● Exercise aim
Over all lines in the data below, count those holding "Novara" and give only the result.
══════════════════════════════
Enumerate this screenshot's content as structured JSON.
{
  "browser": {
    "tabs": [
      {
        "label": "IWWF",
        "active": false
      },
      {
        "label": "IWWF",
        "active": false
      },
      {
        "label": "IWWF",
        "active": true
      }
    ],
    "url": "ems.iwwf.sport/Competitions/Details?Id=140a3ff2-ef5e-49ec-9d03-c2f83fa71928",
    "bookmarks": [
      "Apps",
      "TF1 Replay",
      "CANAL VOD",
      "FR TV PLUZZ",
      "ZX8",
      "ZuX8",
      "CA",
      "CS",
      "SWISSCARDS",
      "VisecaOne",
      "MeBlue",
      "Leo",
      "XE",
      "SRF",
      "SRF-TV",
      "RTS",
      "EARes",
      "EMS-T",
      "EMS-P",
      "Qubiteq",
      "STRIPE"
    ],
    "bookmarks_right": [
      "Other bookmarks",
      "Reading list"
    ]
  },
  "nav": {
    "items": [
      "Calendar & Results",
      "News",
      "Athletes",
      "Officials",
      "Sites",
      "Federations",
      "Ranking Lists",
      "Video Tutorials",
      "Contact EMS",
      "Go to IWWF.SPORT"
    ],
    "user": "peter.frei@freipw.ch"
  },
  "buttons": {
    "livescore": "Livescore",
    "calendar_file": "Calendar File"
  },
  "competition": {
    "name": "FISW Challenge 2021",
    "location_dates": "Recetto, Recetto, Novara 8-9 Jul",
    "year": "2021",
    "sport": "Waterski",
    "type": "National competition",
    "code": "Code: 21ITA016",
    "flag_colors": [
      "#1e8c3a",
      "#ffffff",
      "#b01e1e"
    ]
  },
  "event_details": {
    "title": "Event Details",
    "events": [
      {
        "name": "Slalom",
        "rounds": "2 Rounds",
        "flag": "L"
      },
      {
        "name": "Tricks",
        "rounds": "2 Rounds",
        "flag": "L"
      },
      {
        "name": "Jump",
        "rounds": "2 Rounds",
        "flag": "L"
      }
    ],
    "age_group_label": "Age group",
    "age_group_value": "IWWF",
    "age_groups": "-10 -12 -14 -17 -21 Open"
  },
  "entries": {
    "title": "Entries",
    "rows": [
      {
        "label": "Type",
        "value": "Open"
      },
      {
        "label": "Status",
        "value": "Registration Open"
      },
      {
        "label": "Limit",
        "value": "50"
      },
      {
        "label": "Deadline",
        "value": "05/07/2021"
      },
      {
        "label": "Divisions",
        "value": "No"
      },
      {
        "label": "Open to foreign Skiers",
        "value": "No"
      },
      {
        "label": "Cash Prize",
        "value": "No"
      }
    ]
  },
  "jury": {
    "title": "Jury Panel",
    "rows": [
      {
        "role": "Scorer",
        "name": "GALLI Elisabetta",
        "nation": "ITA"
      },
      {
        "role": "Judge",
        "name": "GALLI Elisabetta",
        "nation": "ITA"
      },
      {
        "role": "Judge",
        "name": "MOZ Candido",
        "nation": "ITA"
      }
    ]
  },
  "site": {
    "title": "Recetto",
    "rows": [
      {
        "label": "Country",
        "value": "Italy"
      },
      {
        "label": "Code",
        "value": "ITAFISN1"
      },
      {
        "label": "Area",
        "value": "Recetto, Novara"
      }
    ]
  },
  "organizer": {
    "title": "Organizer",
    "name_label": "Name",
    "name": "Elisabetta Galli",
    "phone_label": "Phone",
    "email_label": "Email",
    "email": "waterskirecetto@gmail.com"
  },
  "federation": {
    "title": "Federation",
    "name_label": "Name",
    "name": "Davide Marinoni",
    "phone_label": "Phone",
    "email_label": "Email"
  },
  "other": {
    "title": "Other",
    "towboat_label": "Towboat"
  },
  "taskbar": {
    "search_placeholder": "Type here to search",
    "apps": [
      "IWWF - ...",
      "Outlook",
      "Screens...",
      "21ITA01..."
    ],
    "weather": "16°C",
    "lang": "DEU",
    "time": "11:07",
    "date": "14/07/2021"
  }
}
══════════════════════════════
● The completed task
2